2004 NEWS

2004 News > 10/7/04


By Tom Glavine, MLB.Com
Original Article HERE.

Mets ace and former Cy Young Award winner Tom Glavine pitched in the postseason 11 times -- including five World Series -- while with Atlanta. Now home in Georgia, Glavine will be sitting down with MLB.com to offer his thoughts on the National League Divisional Series between the Braves and Astros. Here's what he had to say after Houston's victory in Game 1 on Wednesday.

Losing the first game of this round is a little bit bigger deal because in a shorter series, you don't have the time to recover like you do in a seven-game series. Every game is more critical. It's gotten to a point, though, that when you lose, there is no panic after the game. I'm sure it will be business as usual for the Braves, without panic, though there will be a sense of urgency.

They certainly don't want to go to Houston having to win out, because that means winning in the park where Houston has won 18 straight games. The situation now becomes trying to put yourself in the next best position, which is a split, then doing the same thing in Houston, because you have Game 5 at home.

As a veteran, you have to tell them to hang in there and forget about yesterday, because there is nothing you can do about it. You make your obvious corrections, pitch a little better and take advantage of scoring opportunities. But the overriding thing is to keep a sense of calm. You don't want people thinking, "If we don't win today, we have to win three in a row." You don't want to play that "what if" scenario. Because if they go to Houston tied 1-1, it's not so bad.
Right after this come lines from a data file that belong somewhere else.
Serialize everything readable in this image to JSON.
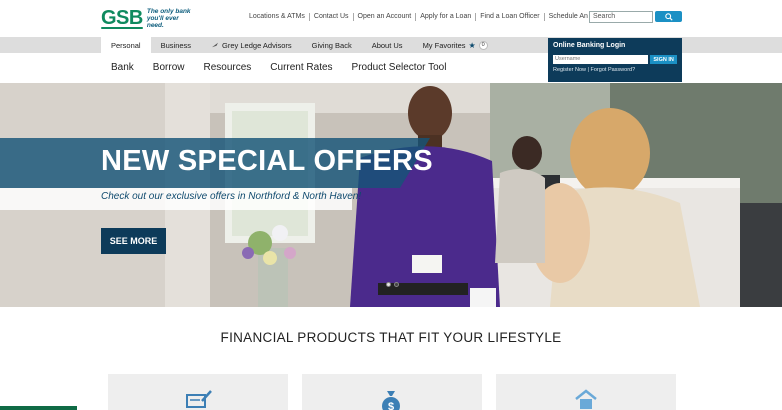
{
  "header": {
    "logo_text": "GSB",
    "tagline": "The only bank you'll ever need.",
    "utility_links": [
      "Locations & ATMs",
      "Contact Us",
      "Open an Account",
      "Apply for a Loan",
      "Find a Loan Officer",
      "Schedule An Appointment"
    ],
    "search_placeholder": "Search"
  },
  "primary_nav": {
    "items": [
      "Personal",
      "Business",
      "Grey Ledge Advisors",
      "Giving Back",
      "About Us"
    ],
    "active": "Personal",
    "favorites_label": "My Favorites",
    "favorites_count": "0"
  },
  "secondary_nav": {
    "items": [
      "Bank",
      "Borrow",
      "Resources",
      "Current Rates",
      "Product Selector Tool"
    ]
  },
  "login": {
    "title": "Online Banking Login",
    "username_placeholder": "Username",
    "sign_in_label": "SIGN IN",
    "register_link": "Register Now",
    "forgot_link": "Forgot Password?"
  },
  "hero": {
    "title": "NEW SPECIAL OFFERS",
    "subtitle": "Check out our exclusive offers in Northford & North Haven!",
    "cta_label": "SEE MORE",
    "slide_count": 2,
    "active_slide": 2
  },
  "products": {
    "title": "FINANCIAL PRODUCTS THAT FIT YOUR LIFESTYLE",
    "card_icons": [
      "check-writing-icon",
      "money-bag-icon",
      "house-icon"
    ]
  },
  "colors": {
    "brand_green": "#0f8a5f",
    "navy": "#0d3b5a",
    "accent_blue": "#1b90c4"
  }
}
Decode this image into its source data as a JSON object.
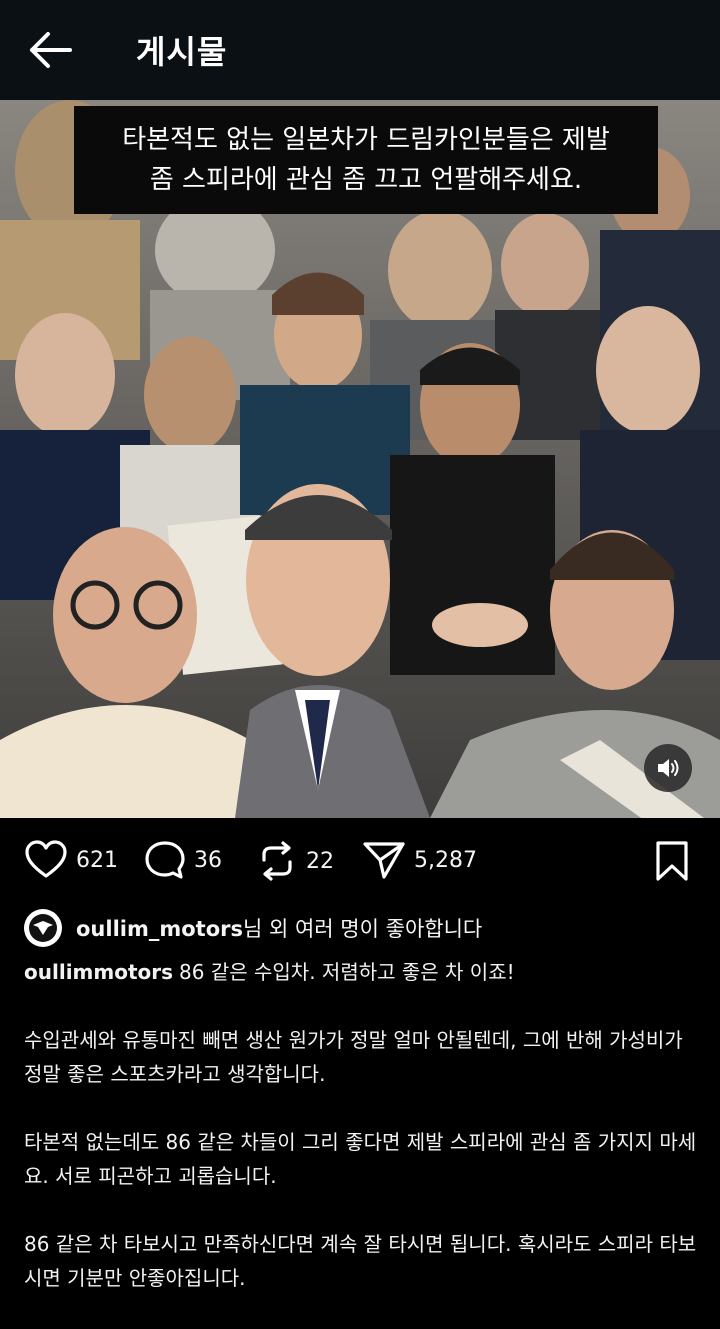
{
  "header": {
    "title": "게시물"
  },
  "media": {
    "caption_line1": "타본적도 없는 일본차가 드림카인분들은 제발",
    "caption_line2": "좀 스피라에 관심 좀 끄고 언팔해주세요."
  },
  "actions": {
    "likes": "621",
    "comments": "36",
    "reposts": "22",
    "shares": "5,287"
  },
  "liked_by": {
    "username": "oullim_motors",
    "suffix": "님 외 여러 명이 좋아합니다"
  },
  "post": {
    "author": "oullimmotors",
    "line1": "86 같은 수입차. 저렴하고 좋은 차 이죠!",
    "para2": "수입관세와 유통마진 빼면 생산 원가가 정말 얼마 안될텐데, 그에 반해 가성비가 정말 좋은 스포츠카라고 생각합니다.",
    "para3": "타본적 없는데도 86 같은 차들이 그리 좋다면 제발 스피라에 관심 좀 가지지 마세요. 서로 피곤하고 괴롭습니다.",
    "para4": "86 같은 차 타보시고 만족하신다면 계속 잘 타시면 됩니다. 혹시라도 스피라 타보시면 기분만 안좋아집니다."
  },
  "icons": {
    "back": "arrow-left-icon",
    "like": "heart-icon",
    "comment": "speech-bubble-icon",
    "repost": "repost-icon",
    "share": "send-icon",
    "save": "bookmark-icon",
    "sound": "speaker-icon"
  }
}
When you lose Game 1 and get behind, with the prospect of going 0-2 on the road, you start as players to get caught up in the "what if" scenario. It's hard to go out there and relax if you have that on your mind. You can't have that happen. Just go play the game. I think it's harder to put yourself in a mode that if you win today, it's 1-1, and no big deal. It's easier to get sucked up in "It's 0-2, and now we have to go on the road and win three straight." I think that as veterans, they have to try and help guard against that and worry about winning today's game.

Turnover plays a part in it. I guarantee that when players come to the Braves, they know about the team's tradition and great run of success. But I also know that down inside, they've been reminded about the perceived lack of success in the playoffs. I guarantee they've heard about it. Have they bought into that as much as they've bought into the formula of success? That part I don't know. But they've spent 162 games buying into the positive side, that's why they've had a great year.

As a player, they are well aware of [the perception of failure in the playoffs]. A certain part of you goes through the mental part, saying, "I hope we don't mess this up." It's probably a very small percentage, though. And no one will say it publicly, but it's on guys' minds. Somewhere in the back of everyone's mind, they are hoping they win this year, because they don't want to listen to all the garbage again. I'm not saying that affects you on the field, but I guarantee you that somewhere they thought about it, and it's just a matter of dispelling those bad thoughts.

As for Roger Clemens yesterday, people always wonder what the advantage is of having veteran players in the postseason. Would you rather have experience or talent? Ideally, you'd like to have both, and you saw that in Roger. He's an experienced, veteran pitcher, and he drew on that.

He obviously didn't have his best stuff, and he probably wasn't feeling his best physically, but he managed to keep himself and his team in the game and give them a chance to win. He'll tell you it wasn't his prettiest game, but those are the games you walk away from and are proud of, when you find a way to get yourself out of a jam.

That's a big pickup for the club -- when the ace goes out without his best stuff and grinds out a win. It's a great example of why Roger won so many games in his career, because he wins even when he doesn't have his overpowering stuff.